** LISTED RECORDS follows **

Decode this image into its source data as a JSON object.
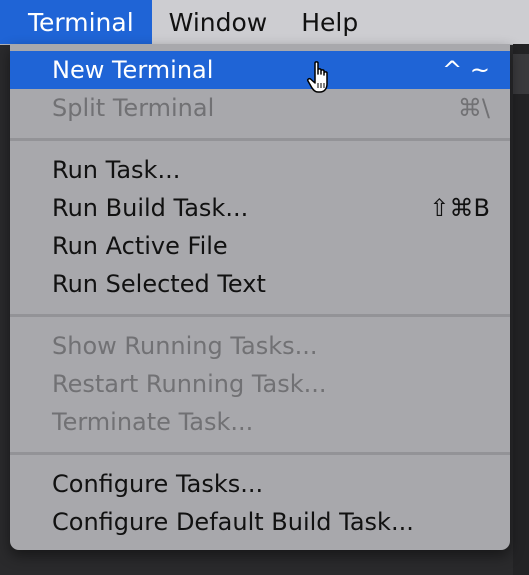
{
  "menubar": {
    "items": [
      {
        "label": "Terminal",
        "active": true
      },
      {
        "label": "Window",
        "active": false
      },
      {
        "label": "Help",
        "active": false
      }
    ]
  },
  "menu": {
    "items": [
      {
        "label": "New Terminal",
        "shortcut": "^ ~",
        "enabled": true,
        "highlighted": true
      },
      {
        "label": "Split Terminal",
        "shortcut": "⌘\\",
        "enabled": false
      },
      {
        "label": "Run Task...",
        "shortcut": "",
        "enabled": true
      },
      {
        "label": "Run Build Task...",
        "shortcut": "⇧⌘B",
        "enabled": true
      },
      {
        "label": "Run Active File",
        "shortcut": "",
        "enabled": true
      },
      {
        "label": "Run Selected Text",
        "shortcut": "",
        "enabled": true
      },
      {
        "label": "Show Running Tasks...",
        "shortcut": "",
        "enabled": false
      },
      {
        "label": "Restart Running Task...",
        "shortcut": "",
        "enabled": false
      },
      {
        "label": "Terminate Task...",
        "shortcut": "",
        "enabled": false
      },
      {
        "label": "Configure Tasks...",
        "shortcut": "",
        "enabled": true
      },
      {
        "label": "Configure Default Build Task...",
        "shortcut": "",
        "enabled": true
      }
    ]
  },
  "cursor": {
    "icon": "pointing-hand-cursor-icon"
  },
  "colors": {
    "highlight": "#1f64d6",
    "menu_background": "#a8a8ac",
    "menubar_background": "#cdcdd1",
    "disabled_text": "#717174"
  }
}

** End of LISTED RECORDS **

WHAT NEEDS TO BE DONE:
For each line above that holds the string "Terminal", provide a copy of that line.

RESPONSE TO THE EXERCISE:
        "label": "Terminal",
        "label": "New Terminal",
        "label": "Split Terminal",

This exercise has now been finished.